Stored dataset items
+--

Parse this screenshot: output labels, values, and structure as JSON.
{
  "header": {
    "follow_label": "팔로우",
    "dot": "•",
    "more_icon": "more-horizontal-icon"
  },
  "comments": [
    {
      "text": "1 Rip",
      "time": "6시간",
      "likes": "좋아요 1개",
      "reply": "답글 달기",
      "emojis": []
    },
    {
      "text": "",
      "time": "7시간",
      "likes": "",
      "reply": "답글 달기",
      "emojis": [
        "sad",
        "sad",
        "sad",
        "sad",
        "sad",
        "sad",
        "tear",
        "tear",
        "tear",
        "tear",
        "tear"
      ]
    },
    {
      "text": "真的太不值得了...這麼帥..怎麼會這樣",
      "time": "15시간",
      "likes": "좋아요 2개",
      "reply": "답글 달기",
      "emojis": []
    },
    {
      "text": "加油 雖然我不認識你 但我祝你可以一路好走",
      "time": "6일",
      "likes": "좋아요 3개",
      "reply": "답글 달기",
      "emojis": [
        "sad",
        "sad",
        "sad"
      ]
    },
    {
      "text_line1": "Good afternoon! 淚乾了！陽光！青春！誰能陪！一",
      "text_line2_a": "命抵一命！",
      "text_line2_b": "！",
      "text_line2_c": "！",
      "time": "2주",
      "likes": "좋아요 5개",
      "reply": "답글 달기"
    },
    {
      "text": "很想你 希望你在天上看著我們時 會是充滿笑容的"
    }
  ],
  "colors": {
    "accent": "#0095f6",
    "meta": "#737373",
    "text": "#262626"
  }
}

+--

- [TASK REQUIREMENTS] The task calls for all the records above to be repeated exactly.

- [TASK ANSWER]
Parse this screenshot: output labels, values, and structure as JSON.
{
  "header": {
    "follow_label": "팔로우",
    "dot": "•",
    "more_icon": "more-horizontal-icon"
  },
  "comments": [
    {
      "text": "1 Rip",
      "time": "6시간",
      "likes": "좋아요 1개",
      "reply": "답글 달기",
      "emojis": []
    },
    {
      "text": "",
      "time": "7시간",
      "likes": "",
      "reply": "답글 달기",
      "emojis": [
        "sad",
        "sad",
        "sad",
        "sad",
        "sad",
        "sad",
        "tear",
        "tear",
        "tear",
        "tear",
        "tear"
      ]
    },
    {
      "text": "真的太不值得了...這麼帥..怎麼會這樣",
      "time": "15시간",
      "likes": "좋아요 2개",
      "reply": "답글 달기",
      "emojis": []
    },
    {
      "text": "加油 雖然我不認識你 但我祝你可以一路好走",
      "time": "6일",
      "likes": "좋아요 3개",
      "reply": "답글 달기",
      "emojis": [
        "sad",
        "sad",
        "sad"
      ]
    },
    {
      "text_line1": "Good afternoon! 淚乾了！陽光！青春！誰能陪！一",
      "text_line2_a": "命抵一命！",
      "text_line2_b": "！",
      "text_line2_c": "！",
      "time": "2주",
      "likes": "좋아요 5개",
      "reply": "답글 달기"
    },
    {
      "text": "很想你 希望你在天上看著我們時 會是充滿笑容的"
    }
  ],
  "colors": {
    "accent": "#0095f6",
    "meta": "#737373",
    "text": "#262626"
  }
}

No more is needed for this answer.